Undocumented Aliens/Immigrants. My take on the problem of illegal aliens is probably different than most people with whom I share many political views. Maybe it is my pastoral heart. Maybe it is because most of the undocumented foreigners living in this area are hispanic, and I can sympathize with them. I do, in fact, help them.
Many of you know that I work occasionally as a Spanish-language interpreter for state-mandated alcohol education classes. Yes, I have spent quite a bit of time with hispanic DWI offenders. A couple years ago, a well-intentioned Deputy Sheriff met with a group of hispanic DWI offenders and took a tone with them like, "We want you to understand that drinking and driving is against the laws in our country, and we know that you are ignorant of our laws, and it is not all right for you to do it, so we wanted to tell you not to do it." I was offended by his tone, and I am not even hispanic! I also wanted to point out that though there were about 9-10 hispanics in that room, about 50 yards away there was an auditorium full of Anglo DWI offenders. This particular forum was at the monthly Victim Impact Panel sponsored by MADD (Mothers Against Drunk Driving) held at Missouri Southern State University. Last weekend I did an alcohol education seminar, working with 1 hispanic. There were 23 in the weekend class, so the ration of anglos to hispanics was 22:1!
At times, I tell students about some of the dealings I have with hispanics in the community. A couple years ago, I had been helping quite a bit with documentation, jail, lawyers, etc. and had commented generically to my classes about some of the stuff that I find myself doing. About the same time, we were having some foundation repair on our house, do to settling of the site. I had to put in a series of piers to jack up the foundation of my house. I commented about that as well. A student jokingly remarked that he didn't believe that I had foundation problems with the house, but that I was involved in "hiding illegal aliens." Such was not the case, not would it ever be the case.
However, never have I notified INS of hispanics with whom I have dealt. Many of the hispanics in our area are undocumented. Some of them have social security numbers that correspond to another person. Those who are working formally (in a factory or plant) have taxes deducted from their paycheck, never again to perceive any benefit. I would never advocate a person coming into the United States illegally. At the same time, I will not participate in getting them kicked out. The problem of immigration is a thorny issue. I was privileged to be born in this country, and thus have the right to live here. Had I been born in another place, I might have been tempted to cross a river to better my condition.
H.R. 4437 is a piece of legislation that recently passed the U.S. Congress and will be discussed in the U.S. Senate. The bill is controversial. Dissenters of the bill include mainline Protestant denominations and the Roman Catholic church. Cardinal Roger Mahony of the Roman Catholic Archdiocese of Los Angeles criticized bill and all but called for civil disobedience. You can read the text of a letter from Mahony to President Bush here. On March 3, the New York Times published an editorial titled "The Gospel vs. H.R. 4437":

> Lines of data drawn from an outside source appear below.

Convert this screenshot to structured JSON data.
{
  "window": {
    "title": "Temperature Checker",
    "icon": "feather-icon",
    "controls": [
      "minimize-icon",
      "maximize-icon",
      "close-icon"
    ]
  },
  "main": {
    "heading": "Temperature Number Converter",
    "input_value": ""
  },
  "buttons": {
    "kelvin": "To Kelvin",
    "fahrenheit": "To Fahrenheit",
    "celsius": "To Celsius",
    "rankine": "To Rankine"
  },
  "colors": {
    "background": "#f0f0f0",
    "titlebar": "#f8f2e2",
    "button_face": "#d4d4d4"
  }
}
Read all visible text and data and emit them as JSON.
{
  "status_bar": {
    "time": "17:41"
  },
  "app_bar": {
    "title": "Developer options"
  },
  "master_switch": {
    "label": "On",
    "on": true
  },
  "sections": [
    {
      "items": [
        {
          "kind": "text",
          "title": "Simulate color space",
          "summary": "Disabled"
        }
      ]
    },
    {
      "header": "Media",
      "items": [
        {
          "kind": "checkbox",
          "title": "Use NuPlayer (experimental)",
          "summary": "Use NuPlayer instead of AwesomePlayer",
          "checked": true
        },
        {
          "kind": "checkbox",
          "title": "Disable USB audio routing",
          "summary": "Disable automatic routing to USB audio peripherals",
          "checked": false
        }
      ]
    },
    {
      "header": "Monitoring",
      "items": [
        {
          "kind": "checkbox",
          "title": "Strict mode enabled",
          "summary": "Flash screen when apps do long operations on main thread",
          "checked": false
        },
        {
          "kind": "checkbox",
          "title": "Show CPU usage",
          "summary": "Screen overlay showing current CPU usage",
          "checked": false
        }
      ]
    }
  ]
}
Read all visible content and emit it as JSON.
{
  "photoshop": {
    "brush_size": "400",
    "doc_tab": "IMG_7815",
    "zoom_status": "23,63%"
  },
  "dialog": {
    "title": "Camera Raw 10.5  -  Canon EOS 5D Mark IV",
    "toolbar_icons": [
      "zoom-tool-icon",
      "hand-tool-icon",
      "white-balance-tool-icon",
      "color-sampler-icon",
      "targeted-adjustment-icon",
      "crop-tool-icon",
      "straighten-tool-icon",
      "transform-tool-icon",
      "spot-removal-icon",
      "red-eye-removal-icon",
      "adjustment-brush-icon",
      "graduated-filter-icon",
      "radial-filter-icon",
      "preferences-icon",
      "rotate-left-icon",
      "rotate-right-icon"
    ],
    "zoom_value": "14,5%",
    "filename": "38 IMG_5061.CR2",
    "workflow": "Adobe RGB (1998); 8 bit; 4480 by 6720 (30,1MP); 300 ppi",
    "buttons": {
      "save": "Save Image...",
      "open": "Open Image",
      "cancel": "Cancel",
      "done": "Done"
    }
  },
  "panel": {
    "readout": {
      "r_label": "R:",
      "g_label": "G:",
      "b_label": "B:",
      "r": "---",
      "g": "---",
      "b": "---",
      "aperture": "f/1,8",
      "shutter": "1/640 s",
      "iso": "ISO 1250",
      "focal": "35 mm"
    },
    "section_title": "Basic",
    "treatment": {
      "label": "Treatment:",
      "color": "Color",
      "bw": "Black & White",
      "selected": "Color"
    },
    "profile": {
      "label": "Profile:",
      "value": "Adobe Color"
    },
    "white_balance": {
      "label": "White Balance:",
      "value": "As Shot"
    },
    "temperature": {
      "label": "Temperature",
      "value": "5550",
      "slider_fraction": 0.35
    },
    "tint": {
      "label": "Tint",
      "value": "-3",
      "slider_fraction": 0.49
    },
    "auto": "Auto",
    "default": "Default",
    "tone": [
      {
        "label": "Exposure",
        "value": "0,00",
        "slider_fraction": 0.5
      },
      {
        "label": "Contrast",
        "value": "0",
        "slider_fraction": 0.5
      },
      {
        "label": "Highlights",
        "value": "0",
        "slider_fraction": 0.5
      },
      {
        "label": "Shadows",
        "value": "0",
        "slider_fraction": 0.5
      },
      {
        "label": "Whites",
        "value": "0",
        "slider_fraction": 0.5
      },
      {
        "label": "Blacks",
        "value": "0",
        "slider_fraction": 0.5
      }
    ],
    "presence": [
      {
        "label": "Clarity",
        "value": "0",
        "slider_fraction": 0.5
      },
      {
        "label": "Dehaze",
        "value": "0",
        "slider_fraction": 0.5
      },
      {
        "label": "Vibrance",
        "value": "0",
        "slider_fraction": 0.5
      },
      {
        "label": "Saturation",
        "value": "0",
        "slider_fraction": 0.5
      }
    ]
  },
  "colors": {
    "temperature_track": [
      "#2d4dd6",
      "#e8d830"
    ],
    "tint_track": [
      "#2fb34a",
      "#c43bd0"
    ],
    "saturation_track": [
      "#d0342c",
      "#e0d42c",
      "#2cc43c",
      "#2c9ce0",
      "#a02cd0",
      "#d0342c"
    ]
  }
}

It has been a long time since this country heard a call to organized lawbreaking on this big a scale. Cardinal Roger Mahony of the Roman Catholic Archdiocese of Los Angeles, the nation's largest, urged parishioners on Ash Wednesday to devote the 40 days of Lent to fasting, prayer and reflection on the need for humane reform of immigration laws. If current efforts in Congress make it a felony to shield or offer support to illegal immigrants, Cardinal Mahony said, he will instruct his priests -- and faithful lay Catholics -- to defy the law.
The cardinal's focus of concern is H.R. 4437, a bill sponsored by James Sensenbrenner Jr. of Wisconsin and Peter King of New York. This grab bag legislation, which was recently passed by the House, would expand the definition of ''alien smuggling'' in a way that could theoretically include working in a soup kitchen, driving a friend to a bus stop or caring for a neighbor's baby. Similar language appears in legislation being considered by the Senate this week.

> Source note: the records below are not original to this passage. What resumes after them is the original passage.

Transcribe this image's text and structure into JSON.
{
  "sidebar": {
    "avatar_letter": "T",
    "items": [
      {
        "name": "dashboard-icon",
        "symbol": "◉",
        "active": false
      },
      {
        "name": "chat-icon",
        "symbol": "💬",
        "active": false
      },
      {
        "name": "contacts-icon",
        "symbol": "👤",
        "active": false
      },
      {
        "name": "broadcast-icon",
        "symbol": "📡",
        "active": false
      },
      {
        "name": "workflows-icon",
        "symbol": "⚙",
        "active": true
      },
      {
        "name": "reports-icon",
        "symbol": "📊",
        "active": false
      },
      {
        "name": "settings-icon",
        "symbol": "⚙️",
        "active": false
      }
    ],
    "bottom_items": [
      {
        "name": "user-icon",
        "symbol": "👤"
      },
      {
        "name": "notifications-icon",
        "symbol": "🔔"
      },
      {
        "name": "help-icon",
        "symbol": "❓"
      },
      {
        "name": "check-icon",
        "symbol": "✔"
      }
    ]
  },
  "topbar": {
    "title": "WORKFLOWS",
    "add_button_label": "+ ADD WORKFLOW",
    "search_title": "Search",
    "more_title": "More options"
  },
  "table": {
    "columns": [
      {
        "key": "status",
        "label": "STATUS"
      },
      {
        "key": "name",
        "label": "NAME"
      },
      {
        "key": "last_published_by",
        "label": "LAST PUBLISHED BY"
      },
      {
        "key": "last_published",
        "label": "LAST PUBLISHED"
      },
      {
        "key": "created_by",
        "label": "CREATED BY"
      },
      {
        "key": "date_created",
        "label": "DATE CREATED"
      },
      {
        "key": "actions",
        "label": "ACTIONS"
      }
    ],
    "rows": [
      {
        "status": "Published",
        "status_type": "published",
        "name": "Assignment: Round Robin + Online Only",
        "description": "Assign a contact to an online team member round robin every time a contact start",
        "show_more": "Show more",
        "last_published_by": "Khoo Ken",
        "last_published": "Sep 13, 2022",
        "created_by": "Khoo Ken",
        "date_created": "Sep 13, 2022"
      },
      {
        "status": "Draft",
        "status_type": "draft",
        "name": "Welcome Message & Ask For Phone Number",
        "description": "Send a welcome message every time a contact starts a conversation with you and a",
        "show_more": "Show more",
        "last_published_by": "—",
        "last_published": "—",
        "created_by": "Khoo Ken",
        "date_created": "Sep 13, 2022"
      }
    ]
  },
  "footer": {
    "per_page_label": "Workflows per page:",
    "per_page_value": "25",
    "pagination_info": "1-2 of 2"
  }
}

The enormous influx of illegal immigrants and the lack of a coherent federal policy to handle it have prompted a jumble of responses by state and local governments, stirred the passions of the nativist fringe, and reinforced anxieties since 9/11. Cardinal Mahony's defiance adds a moral dimension to what has largely been a debate about politics and economics. ''As his disciples, we are called to attend to the last, littlest, lowest and least in society and in the church,'' he said.
The cardinal is right to argue that the government has no place criminalizing the charitable impulses of private institutions like his, whose mission is to help people with no questions asked. The Los Angeles Archdiocese, like other religious organizations across the country, runs a vast network of social service programs offering food and emergency shelter, child care, aid to immigrants and refugees, counseling services, and computer and job training. Through Catholic Charities and local parishes, the church is frequently the help of last resort for illegal immigrants in need. It should not be made an arm of the immigration police as well.

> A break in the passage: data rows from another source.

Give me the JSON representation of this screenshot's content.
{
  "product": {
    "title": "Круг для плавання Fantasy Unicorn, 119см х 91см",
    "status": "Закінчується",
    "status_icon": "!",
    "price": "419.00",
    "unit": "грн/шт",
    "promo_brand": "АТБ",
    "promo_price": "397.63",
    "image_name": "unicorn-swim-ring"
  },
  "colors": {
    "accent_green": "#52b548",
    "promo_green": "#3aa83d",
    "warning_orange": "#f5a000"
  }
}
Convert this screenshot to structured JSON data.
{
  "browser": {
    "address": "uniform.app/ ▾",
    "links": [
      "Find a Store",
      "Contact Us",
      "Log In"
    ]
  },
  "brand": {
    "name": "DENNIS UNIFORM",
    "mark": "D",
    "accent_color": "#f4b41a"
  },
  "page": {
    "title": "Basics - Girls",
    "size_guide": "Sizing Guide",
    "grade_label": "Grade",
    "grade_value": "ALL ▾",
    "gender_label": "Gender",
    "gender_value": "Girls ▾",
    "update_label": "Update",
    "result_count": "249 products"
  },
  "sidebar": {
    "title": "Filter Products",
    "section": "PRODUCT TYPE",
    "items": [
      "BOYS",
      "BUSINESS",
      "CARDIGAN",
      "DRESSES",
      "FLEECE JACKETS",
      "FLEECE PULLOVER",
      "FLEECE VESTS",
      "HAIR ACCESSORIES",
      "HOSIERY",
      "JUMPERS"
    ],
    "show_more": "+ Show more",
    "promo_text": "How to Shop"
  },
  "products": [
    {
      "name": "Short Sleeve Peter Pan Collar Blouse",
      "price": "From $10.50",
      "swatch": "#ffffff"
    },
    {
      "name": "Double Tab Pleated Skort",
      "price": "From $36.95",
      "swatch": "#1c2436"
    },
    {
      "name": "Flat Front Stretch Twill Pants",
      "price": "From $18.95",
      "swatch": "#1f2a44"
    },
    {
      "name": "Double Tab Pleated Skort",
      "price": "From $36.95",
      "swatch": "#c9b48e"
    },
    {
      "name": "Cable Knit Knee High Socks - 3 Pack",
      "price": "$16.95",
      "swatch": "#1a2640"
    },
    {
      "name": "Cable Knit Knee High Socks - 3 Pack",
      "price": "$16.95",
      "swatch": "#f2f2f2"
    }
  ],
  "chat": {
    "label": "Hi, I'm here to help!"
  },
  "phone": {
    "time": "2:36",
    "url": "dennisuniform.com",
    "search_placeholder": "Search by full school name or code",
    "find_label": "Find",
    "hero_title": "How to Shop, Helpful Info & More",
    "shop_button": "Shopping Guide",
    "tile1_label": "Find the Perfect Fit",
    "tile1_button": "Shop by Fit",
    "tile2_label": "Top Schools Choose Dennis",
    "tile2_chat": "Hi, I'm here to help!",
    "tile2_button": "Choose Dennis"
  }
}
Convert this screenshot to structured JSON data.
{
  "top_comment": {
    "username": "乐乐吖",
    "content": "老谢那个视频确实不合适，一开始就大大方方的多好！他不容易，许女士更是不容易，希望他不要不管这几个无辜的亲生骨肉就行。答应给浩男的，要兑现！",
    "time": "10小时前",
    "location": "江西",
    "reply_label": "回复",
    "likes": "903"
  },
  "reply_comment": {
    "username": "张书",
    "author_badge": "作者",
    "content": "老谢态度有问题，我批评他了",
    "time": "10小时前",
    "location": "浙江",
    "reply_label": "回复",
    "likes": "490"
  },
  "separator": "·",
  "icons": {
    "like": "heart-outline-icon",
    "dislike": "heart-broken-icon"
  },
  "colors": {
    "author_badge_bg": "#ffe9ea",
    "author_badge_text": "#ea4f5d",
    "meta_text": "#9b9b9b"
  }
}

Cardinal Mahony's declaration of solidarity with illegal immigrants, for whom Lent is every day, is a startling call to civil disobedience, as courageous as it is timely. We hope it forestalls the day when works of mercy become a federal crime.
If Mahony's allegations about the bill are correct, I also could have been guilty of committing crimes. Though I not lobby publically against the bill, my thoughts go to an authority higher than that of the civil government. I will continue to "give a cup of cold water" to whomever I can, and will do it in the name of Jesus. Just this week, one of our B.Th sermons cited Matthew 25, where the sheep are separated from the goats. The sheep are commended for helping those marginalized, including lawbreakers. Matthew 25:40 reads, “The King will reply, ‘I tell you the truth, whatever you did for one of the least of these brothers of mine, you did for me.’” I imagine there are several points in which my political views diverge from those of Mahony. On this point, however, I concur. However, the truth of the matter is likely to be seen in some point of balance between two opposing emphases. Most likely the intent of the bill seeks to criminalize not those who "give a cup of cold water in the name of Jesus", but rather those who are breaking the law itself: 1) those who enter illegally, and 2) the coyotes that make LOTS of money inducing people to cross, promising to get them across safely, and then (many times) abandoning them to save their own hide.
I guess hermeneutics is important. The debate may be moot, as H.R. 4437 is not likely to pass the U.S. Senate.
Trips Overseas. Tomorrow morning I leave for Costa Rica. Rose and I began language school there 30 years ago this summer. We visited there last summer. I will be going with a group of 5 students. We will be hooking up with another group of students from OCC while we are there. We will be working with La Iglesia Evangélica de Jesucristo in the barrio of San Miguel, in the capital city of San José. I'll probably post some photos from the trip. We will arrive in San José late Saturday night. One of my students will preach Sunday morning in a church service. I will translate his sermon into Spanish. It should be great!
Well, I probably won't blog again until after the trip. I will be journalling, however, and may post parts of my journal when I arrive stateside.
Blessings to all,